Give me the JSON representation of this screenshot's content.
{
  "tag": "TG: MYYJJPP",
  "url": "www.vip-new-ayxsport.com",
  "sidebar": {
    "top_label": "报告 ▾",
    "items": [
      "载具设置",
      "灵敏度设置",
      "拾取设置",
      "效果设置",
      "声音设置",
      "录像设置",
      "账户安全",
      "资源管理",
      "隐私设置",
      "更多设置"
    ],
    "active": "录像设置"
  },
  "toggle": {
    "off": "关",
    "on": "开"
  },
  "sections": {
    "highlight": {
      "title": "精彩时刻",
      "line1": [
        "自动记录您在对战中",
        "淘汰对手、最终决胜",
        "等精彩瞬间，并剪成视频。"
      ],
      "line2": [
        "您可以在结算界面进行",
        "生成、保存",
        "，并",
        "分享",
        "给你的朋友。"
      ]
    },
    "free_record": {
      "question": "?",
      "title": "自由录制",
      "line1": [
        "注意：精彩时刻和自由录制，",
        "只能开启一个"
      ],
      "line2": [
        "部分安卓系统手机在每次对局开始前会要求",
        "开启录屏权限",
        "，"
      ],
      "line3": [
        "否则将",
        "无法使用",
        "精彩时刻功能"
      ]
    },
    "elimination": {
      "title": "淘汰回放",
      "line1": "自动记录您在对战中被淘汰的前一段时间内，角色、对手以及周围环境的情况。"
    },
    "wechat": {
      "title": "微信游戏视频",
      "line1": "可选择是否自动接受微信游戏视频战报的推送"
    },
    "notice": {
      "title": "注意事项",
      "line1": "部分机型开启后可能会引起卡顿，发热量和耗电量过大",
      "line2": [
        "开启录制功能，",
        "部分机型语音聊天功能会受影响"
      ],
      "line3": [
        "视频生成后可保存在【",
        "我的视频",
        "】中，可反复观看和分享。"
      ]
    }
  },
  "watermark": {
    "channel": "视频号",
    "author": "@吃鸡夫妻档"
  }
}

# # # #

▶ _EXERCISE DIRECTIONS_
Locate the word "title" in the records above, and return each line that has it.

▶ _RESULT_
      "title": "精彩时刻",
      "title": "自由录制",
      "title": "淘汰回放",
      "title": "微信游戏视频",
      "title": "注意事项",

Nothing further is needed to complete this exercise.